*** Input ***

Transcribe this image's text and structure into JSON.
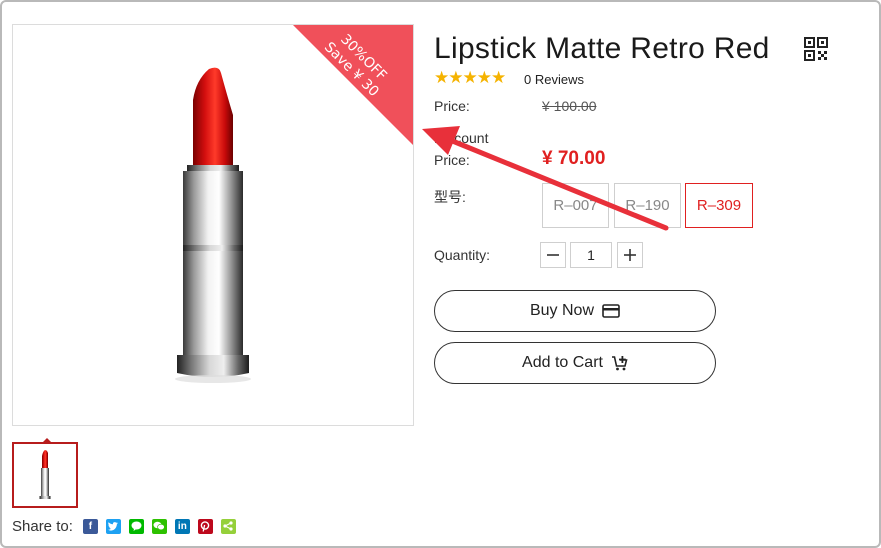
{
  "product": {
    "title": "Lipstick Matte Retro Red",
    "reviews": "0 Reviews",
    "rating_stars": 5,
    "badge": {
      "line1": "30%OFF",
      "line2": "Save ¥ 30",
      "color": "#f0505a"
    },
    "price_label": "Price:",
    "original_price": "¥ 100.00",
    "discount_label_line1": "Discount",
    "discount_label_line2": "Price:",
    "discount_price": "¥ 70.00",
    "model_label": "型号:",
    "models": [
      "R–007",
      "R–190",
      "R–309"
    ],
    "selected_model": "R–309",
    "quantity_label": "Quantity:",
    "quantity": "1",
    "buy_now": "Buy Now",
    "add_to_cart": "Add to Cart",
    "share_label": "Share to:"
  },
  "icons": {
    "qr": "qr-code-icon",
    "buy": "credit-card-icon",
    "cart": "cart-plus-icon",
    "share": [
      "facebook-icon",
      "twitter-icon",
      "line-icon",
      "wechat-icon",
      "linkedin-icon",
      "pinterest-icon",
      "share-icon"
    ]
  },
  "colors": {
    "accent": "#e02020",
    "star": "#f5b301",
    "annotation_arrow": "#e8303a"
  }
}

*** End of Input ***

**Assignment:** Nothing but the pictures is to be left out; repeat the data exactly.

**Solved problem:**
Transcribe this image's text and structure into JSON.
{
  "product": {
    "title": "Lipstick Matte Retro Red",
    "reviews": "0 Reviews",
    "rating_stars": 5,
    "badge": {
      "line1": "30%OFF",
      "line2": "Save ¥ 30",
      "color": "#f0505a"
    },
    "price_label": "Price:",
    "original_price": "¥ 100.00",
    "discount_label_line1": "Discount",
    "discount_label_line2": "Price:",
    "discount_price": "¥ 70.00",
    "model_label": "型号:",
    "models": [
      "R–007",
      "R–190",
      "R–309"
    ],
    "selected_model": "R–309",
    "quantity_label": "Quantity:",
    "quantity": "1",
    "buy_now": "Buy Now",
    "add_to_cart": "Add to Cart",
    "share_label": "Share to:"
  },
  "icons": {
    "qr": "qr-code-icon",
    "buy": "credit-card-icon",
    "cart": "cart-plus-icon",
    "share": [
      "facebook-icon",
      "twitter-icon",
      "line-icon",
      "wechat-icon",
      "linkedin-icon",
      "pinterest-icon",
      "share-icon"
    ]
  },
  "colors": {
    "accent": "#e02020",
    "star": "#f5b301",
    "annotation_arrow": "#e8303a"
  }
}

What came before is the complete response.